Organizations aim for a dynamic balance between their performance and the demands of their environment. Balancing is a necessary act of action that ideally leads to this goal. That sounds like theoretical organizational sociology. It is.
Change of location: children’s playground. In the playground, children try to walk across a balance beam. They stretch their arms wide apart in order to maintain the necessary balance. The hands can be seen as poles. The further a hand / pole goes down, the stronger the countermovement must be. This is the only way to achieve a balance. If this movement is too strong, the children will fall off the balance beam. The desired result, a balanced run across the entire balance beam, was not achieved. Balancing between two poles does not only take place on the playground. This is also true in sport: sporting development takes place between the poles of tension and relaxation. In music: Musical pieces attract attention when there is a balance between the notes played and the rests. Nutrition: Meals are tasty and digestible when there is a balance between acids and bases.
And leadership! Managers are successful when they can balance between stability and dynamism.
There are 3 aspects to consider:
1. There is a continuum between the poles. You can think of it as a route. Driven by the actions of the executives, the respective status quo is pushed in the direction of one or the other pole.
2. Remaining on a pole for a long period of time puts the whole organization at risk. If measures to stabilize the organization are constantly implemented by implementing new rules, process specifications, etc., then an organization freezes to a point at which change becomes difficult. Conversely, if there are large degrees of freedom that allow one working method to be tried out after another, it becomes very chaotic and working results can hardly be achieved in an effective manner.
3. There is a tendency to try to get from the corner pole “stability” directly to the other corner pole “dynamics” or vice versa. The resources required for this are large and the potential for failure immense, because the change required for this is simply too extensive. Current examples can be found in the New Work field. Hierarchy levels are deleted and agile project management is introduced. No organization comes along. The structures change quickly, but the people who have to work in the structures do not.
Managers who balance successfully avoid extreme movements between the poles.

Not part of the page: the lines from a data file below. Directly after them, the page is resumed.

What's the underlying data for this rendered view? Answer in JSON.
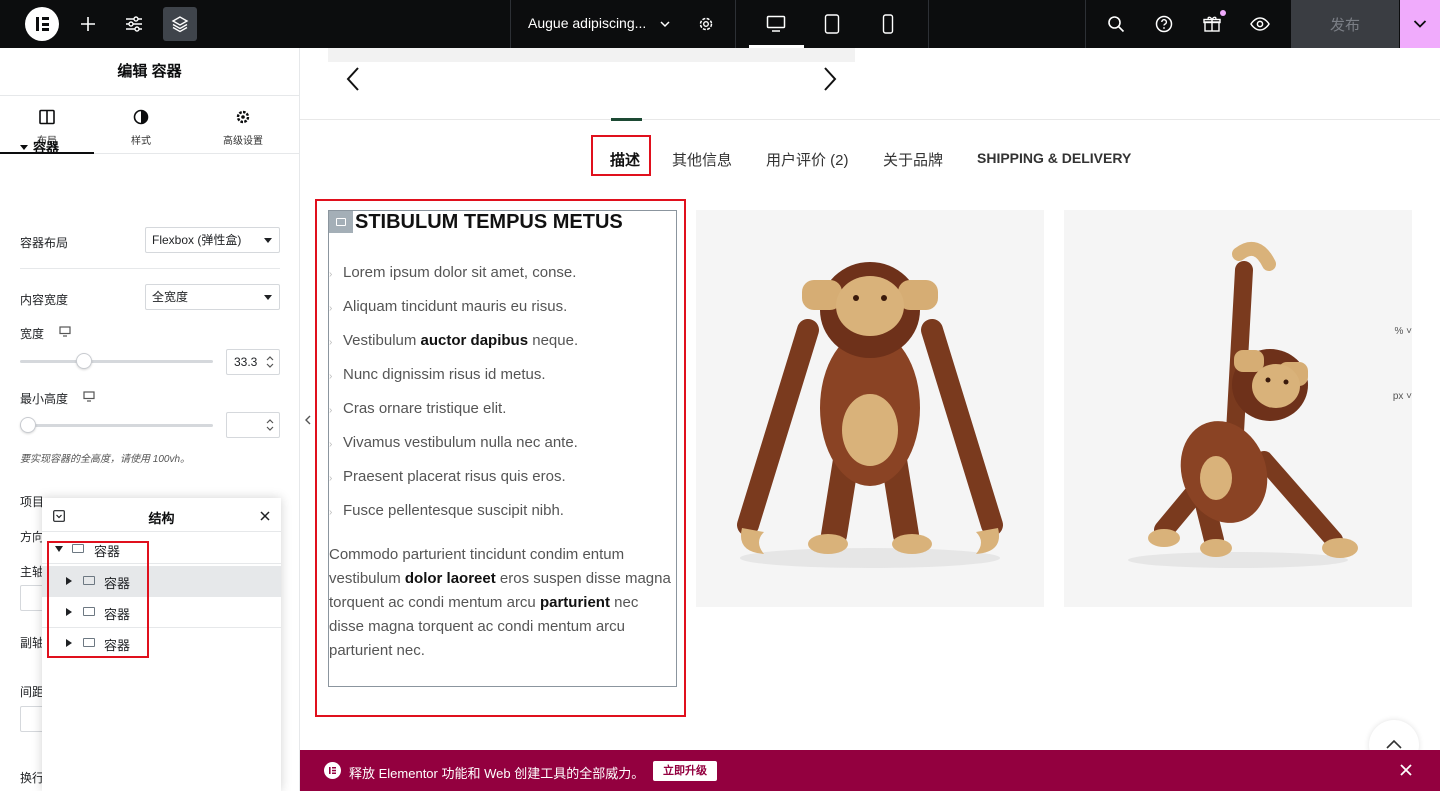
{
  "topbar": {
    "doc_title": "Augue adipiscing...",
    "publish_label": "发布"
  },
  "panel": {
    "header_title": "编辑 容器",
    "tabs": [
      {
        "label": "布局",
        "icon": "layout-icon"
      },
      {
        "label": "样式",
        "icon": "half-circle-icon"
      },
      {
        "label": "高级设置",
        "icon": "gear-icon"
      }
    ],
    "section_title": "容器",
    "container_layout": {
      "label": "容器布局",
      "value": "Flexbox (弹性盒)"
    },
    "content_width": {
      "label": "内容宽度",
      "value": "全宽度"
    },
    "width": {
      "label": "宽度",
      "unit": "%",
      "value": "33.3",
      "fraction": 0.333
    },
    "min_height": {
      "label": "最小高度",
      "unit": "px",
      "value": "",
      "fraction": 0
    },
    "hint": "要实现容器的全高度，请使用 100vh。",
    "partial_labels": [
      "项目",
      "方向",
      "主轴",
      "副轴",
      "间距",
      "换行"
    ]
  },
  "structure": {
    "title": "结构",
    "root": "容器",
    "children": [
      "容器",
      "容器",
      "容器"
    ]
  },
  "canvas": {
    "tabs": [
      {
        "label": "描述",
        "active": true
      },
      {
        "label": "其他信息"
      },
      {
        "label": "用户评价 (2)"
      },
      {
        "label": "关于品牌"
      },
      {
        "label": "SHIPPING & DELIVERY"
      }
    ],
    "desc_title": "STIBULUM TEMPUS METUS",
    "list": [
      {
        "text": "Lorem ipsum dolor sit amet, conse."
      },
      {
        "text": "Aliquam tincidunt mauris eu risus."
      },
      {
        "pre": "Vestibulum ",
        "bold": "auctor dapibus",
        "post": " neque."
      },
      {
        "text": "Nunc dignissim risus id metus."
      },
      {
        "text": "Cras ornare tristique elit."
      },
      {
        "text": "Vivamus vestibulum nulla nec ante."
      },
      {
        "text": "Praesent placerat risus quis eros."
      },
      {
        "text": "Fusce pellentesque suscipit nibh."
      }
    ],
    "para": {
      "p1": "Commodo parturient tincidunt condim entum vestibulum ",
      "b1": "dolor laoreet",
      "p2": " eros suspen disse magna torquent ac condi mentum arcu ",
      "b2": "parturient",
      "p3": " nec disse magna torquent ac condi mentum arcu parturient nec."
    }
  },
  "promo": {
    "text": "释放 Elementor 功能和 Web 创建工具的全部威力。",
    "button": "立即升级"
  }
}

They concentrate on a balance that they adjust over and over again in small steps through their daily management work. They move between areas of tension that have an impact on stability (S) or dynamics (D) in an organization. Areas of tension can be: do it yourself (S) vs. delegate (D), proximity to the team (S) vs. Distance to the team (D), optimize (S) vs. innovate (D).
Balancing in the fields of tension needs the thought pattern “as well as” instead of “either or”. Doing one without leaving the other is the most likely approach.

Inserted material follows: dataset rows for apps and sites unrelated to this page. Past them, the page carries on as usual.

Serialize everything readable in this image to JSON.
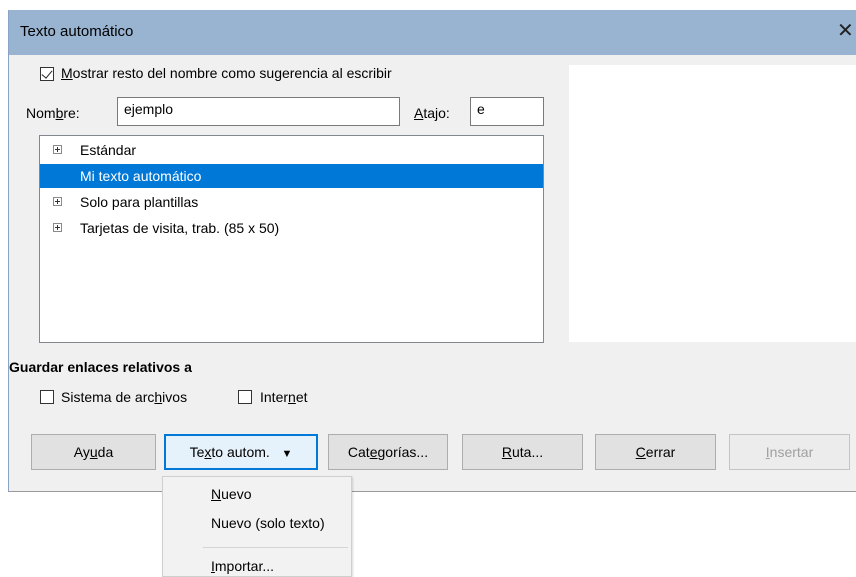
{
  "window": {
    "title": "Texto automático"
  },
  "options": {
    "show_suggestion": {
      "pre": "",
      "mnemonic": "M",
      "post": "ostrar resto del nombre como sugerencia al escribir",
      "checked": true
    }
  },
  "name_field": {
    "label_pre": "Nom",
    "label_mnemonic": "b",
    "label_post": "re:",
    "value": "ejemplo"
  },
  "shortcut_field": {
    "label_pre": "",
    "label_mnemonic": "A",
    "label_post": "tajo:",
    "value": "e"
  },
  "categories": [
    {
      "label": "Estándar",
      "expandable": true,
      "selected": false
    },
    {
      "label": "Mi texto automático",
      "expandable": false,
      "selected": true
    },
    {
      "label": "Solo para plantillas",
      "expandable": true,
      "selected": false
    },
    {
      "label": "Tarjetas de visita, trab. (85 x 50)",
      "expandable": true,
      "selected": false
    }
  ],
  "relative_links": {
    "heading": "Guardar enlaces relativos a",
    "filesystem": {
      "pre": "Sistema de arc",
      "mnemonic": "h",
      "post": "ivos",
      "checked": false
    },
    "internet": {
      "pre": "Inter",
      "mnemonic": "n",
      "post": "et",
      "checked": false
    }
  },
  "buttons": {
    "help": {
      "pre": "Ay",
      "mnemonic": "u",
      "post": "da"
    },
    "autotext": {
      "pre": "Te",
      "mnemonic": "x",
      "post": "to autom.",
      "arrow": "▼"
    },
    "categories": {
      "pre": "Cat",
      "mnemonic": "e",
      "post": "gorías..."
    },
    "path": {
      "pre": "",
      "mnemonic": "R",
      "post": "uta..."
    },
    "close": {
      "pre": "",
      "mnemonic": "C",
      "post": "errar"
    },
    "insert": {
      "pre": "",
      "mnemonic": "I",
      "post": "nsertar"
    }
  },
  "close_glyph": "✕",
  "menu": {
    "new": {
      "pre": "",
      "mnemonic": "N",
      "post": "uevo"
    },
    "new_text_only": {
      "label": "Nuevo (solo texto)"
    },
    "import": {
      "pre": "",
      "mnemonic": "I",
      "post": "mportar..."
    }
  },
  "colors": {
    "titlebar": "#99b4d1",
    "selection": "#0078d7",
    "button_focus": "#0078d7"
  }
}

Balancing thus aims at dynamic stability. Let’s take the tension between “doing it yourself” vs. “delegate”. If the manager observes that the delegated task is not being processed, they can first communicate their observation and clarify the expectations. If the measure does not have any effect, it should intervene in a supportive manner and implement parts of it yourself. In doing so, she ensures that the task is completed. Then she can clarify what is necessary from the employee’s point of view in order to have the task completely processed by the employee himself. If a similar task is pending, the manager can start the next delegation attempt. At some point the task can be routinely taken over by the employee. The process starts over with the next new task.
Even if everyone wishes: There will be no stable long-lasting equilibrium. The constantly changing environmental requirements result in a reaction from managers who have an influence in one direction or the other. Who doesn’t know the discussions? We need to centralize responsibilities (S). It doesn’t go on like this, everyone does what they want here. After important processes have been centralized, the wake-up call starts in the other direction. We are not making progress: We have to decentralize responsibility (D), we need faster reaction options on the market. The pendulum keeps swinging back and forth between poles. The process only ends when the organization has lost its raison d’etre and the organization no longer exists. We have to come to terms with the fact that organizations are constantly on the move.
Balancing is not a leadership model that follows rigid principles. It is a model that works on both a large and a small scale. The executives are asked to recognize the opposing poles of the respective area of tension and to make a balanced decision. This is a daily task that can become routine over time.
Dr. Volker Casper has been developing managers as internal personnel developers or external consultants for decades. His development approaches have received several awards. He is currently managing director of oddity-evolve GmbH.